Each of the websites mentioned below, contain a variety of games, quizzes, drills and tools to help music students improve their reading of music staff notes. I have chosen these sites based on their ease of use, and because they include not only the treble staff but the bass, alto, and sometimes, tenor clef!
1. What is That Note
What Is This Notes caters for both treble and bass staff notes, with three levels to choose from:
What I love most about MusicTeacher.net is that you can customize the notation exercises!
You can choose the clef, note range, lines and or spaces, key, etc
3. Notation Training
Notation Training. Practice sight-reading of the music staff notes on the treble, bass, alto or tenor clef!
8 randomly generated notes are given. A keyboard, midi controller or mouse can be used to name the notes.
You can choose to name either single notes or chords (major and minor). The sound can be turned on if you’d like your students to hear the notes/chords!
Musicards provides online music flashcards to help students learn the music staff notes.
The clefs available are treble, bass, alto and tenor.
This sites also allows you to customize the flashcard that are displayed. E.g.
- Notes in the bass clef – no ledger lines – natural notes only, or
- Notes in the treble clef – upper ledger lines – etc
5. Music Teacher’s Games
Music Teacher’s Games has quite a selection of theory games, as well as ear training! You have the choice of three clefs on this site: treble, bass and alto.
I found the speed wasn’t as quick here as it was on other sites. Notes can only be selected using the mouse, but it’s still worth a look.
You don’t have to register on this site, but if you do, scores are kept and progress recorded.

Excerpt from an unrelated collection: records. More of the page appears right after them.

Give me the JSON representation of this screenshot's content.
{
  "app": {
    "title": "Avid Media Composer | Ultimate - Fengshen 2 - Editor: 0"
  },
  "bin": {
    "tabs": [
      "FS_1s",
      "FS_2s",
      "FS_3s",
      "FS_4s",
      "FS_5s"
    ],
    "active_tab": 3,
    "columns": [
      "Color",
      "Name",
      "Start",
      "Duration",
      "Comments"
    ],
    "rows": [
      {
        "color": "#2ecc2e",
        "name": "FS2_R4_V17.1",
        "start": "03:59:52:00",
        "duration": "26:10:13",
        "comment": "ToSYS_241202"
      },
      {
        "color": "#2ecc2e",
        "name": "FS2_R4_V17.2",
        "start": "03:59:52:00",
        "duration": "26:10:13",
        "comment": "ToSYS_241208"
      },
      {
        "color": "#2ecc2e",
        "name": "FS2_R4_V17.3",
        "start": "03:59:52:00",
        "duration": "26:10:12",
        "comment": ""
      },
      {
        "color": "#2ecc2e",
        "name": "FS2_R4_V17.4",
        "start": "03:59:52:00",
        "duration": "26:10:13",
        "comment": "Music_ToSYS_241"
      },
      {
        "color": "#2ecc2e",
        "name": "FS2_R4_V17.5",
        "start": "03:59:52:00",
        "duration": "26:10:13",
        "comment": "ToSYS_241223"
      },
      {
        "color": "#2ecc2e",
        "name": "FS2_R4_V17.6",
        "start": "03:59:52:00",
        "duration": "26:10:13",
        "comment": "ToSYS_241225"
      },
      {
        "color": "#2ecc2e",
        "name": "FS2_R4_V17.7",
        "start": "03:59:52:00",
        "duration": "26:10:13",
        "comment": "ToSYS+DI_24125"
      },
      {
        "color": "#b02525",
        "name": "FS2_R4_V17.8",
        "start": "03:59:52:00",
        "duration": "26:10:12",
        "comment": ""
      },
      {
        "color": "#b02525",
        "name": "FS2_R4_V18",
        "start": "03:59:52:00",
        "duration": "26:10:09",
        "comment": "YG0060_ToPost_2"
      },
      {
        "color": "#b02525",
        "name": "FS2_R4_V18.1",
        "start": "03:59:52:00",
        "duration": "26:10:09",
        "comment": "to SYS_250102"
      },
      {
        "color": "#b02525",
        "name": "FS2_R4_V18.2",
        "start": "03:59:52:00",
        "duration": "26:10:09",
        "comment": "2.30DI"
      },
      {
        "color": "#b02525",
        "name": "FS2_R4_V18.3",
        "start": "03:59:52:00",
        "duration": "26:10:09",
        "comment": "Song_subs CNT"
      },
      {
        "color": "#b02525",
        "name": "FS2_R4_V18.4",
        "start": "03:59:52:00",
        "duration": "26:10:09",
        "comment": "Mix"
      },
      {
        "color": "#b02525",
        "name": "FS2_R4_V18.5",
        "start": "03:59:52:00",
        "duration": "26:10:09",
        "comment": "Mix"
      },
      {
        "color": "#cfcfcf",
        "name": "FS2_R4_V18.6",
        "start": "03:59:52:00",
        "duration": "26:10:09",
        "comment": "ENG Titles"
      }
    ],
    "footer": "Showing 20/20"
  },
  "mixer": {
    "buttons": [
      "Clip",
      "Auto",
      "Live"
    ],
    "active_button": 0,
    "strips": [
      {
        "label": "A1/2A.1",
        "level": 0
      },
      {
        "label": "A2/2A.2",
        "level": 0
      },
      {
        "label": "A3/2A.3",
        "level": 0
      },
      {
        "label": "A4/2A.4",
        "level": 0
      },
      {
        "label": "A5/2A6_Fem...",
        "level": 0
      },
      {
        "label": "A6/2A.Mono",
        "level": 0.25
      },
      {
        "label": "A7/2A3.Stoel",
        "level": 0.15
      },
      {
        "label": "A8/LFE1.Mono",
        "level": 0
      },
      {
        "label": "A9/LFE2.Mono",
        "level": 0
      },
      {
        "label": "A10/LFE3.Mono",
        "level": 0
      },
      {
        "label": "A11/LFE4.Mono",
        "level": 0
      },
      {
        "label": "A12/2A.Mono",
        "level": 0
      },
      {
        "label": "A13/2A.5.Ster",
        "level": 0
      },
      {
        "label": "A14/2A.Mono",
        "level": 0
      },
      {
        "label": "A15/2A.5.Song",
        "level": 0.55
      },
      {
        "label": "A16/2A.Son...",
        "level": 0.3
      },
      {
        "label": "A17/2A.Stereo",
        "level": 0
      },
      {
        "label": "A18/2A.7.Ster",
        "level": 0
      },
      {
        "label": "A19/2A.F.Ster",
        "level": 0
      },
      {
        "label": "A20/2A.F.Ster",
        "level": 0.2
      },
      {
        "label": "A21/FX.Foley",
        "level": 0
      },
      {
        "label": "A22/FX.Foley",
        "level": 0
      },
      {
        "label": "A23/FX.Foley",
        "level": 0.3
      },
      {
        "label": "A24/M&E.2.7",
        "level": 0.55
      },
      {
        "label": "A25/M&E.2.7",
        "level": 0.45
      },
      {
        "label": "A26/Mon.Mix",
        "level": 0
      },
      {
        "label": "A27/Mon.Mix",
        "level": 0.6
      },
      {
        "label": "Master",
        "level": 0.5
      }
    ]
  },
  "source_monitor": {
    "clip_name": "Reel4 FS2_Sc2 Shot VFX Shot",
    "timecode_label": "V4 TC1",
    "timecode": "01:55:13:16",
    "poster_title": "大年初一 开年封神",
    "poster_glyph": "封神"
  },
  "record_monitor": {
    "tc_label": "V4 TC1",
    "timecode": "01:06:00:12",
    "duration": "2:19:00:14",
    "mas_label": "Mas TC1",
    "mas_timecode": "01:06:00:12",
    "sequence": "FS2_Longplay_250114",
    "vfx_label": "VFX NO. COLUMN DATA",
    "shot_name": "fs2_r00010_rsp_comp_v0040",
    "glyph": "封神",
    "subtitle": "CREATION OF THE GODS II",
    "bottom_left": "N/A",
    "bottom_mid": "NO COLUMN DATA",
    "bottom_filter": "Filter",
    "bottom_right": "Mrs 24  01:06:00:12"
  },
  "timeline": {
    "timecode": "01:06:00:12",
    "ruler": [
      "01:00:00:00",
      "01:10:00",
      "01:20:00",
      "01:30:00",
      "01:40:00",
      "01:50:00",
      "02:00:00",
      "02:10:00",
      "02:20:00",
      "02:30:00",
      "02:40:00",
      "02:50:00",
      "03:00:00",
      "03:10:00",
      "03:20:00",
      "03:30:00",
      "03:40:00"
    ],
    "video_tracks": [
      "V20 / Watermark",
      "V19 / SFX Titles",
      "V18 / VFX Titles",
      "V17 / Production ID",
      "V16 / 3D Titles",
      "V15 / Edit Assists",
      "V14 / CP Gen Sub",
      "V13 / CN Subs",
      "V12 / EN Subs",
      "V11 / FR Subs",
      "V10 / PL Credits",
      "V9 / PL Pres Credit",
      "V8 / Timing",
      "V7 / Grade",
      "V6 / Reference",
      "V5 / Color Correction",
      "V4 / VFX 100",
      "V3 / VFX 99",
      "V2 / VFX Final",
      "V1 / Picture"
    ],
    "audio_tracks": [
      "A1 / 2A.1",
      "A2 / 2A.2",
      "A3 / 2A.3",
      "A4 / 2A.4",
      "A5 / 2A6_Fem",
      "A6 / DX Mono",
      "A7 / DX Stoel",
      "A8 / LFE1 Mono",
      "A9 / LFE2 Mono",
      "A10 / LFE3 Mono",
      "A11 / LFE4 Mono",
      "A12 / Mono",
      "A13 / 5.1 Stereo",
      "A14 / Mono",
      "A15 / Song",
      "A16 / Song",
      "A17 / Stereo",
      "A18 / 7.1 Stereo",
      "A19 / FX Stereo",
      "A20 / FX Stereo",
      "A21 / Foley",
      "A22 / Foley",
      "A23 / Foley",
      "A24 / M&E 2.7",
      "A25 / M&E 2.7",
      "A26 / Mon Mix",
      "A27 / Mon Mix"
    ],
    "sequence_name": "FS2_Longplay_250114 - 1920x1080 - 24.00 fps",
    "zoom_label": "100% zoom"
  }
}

I’m sure both you and your students will find these sites fun, engaging and educational. Comment below and let us know if you have a favorite site for interactive games and puzzles to help teach the names of music staff notes.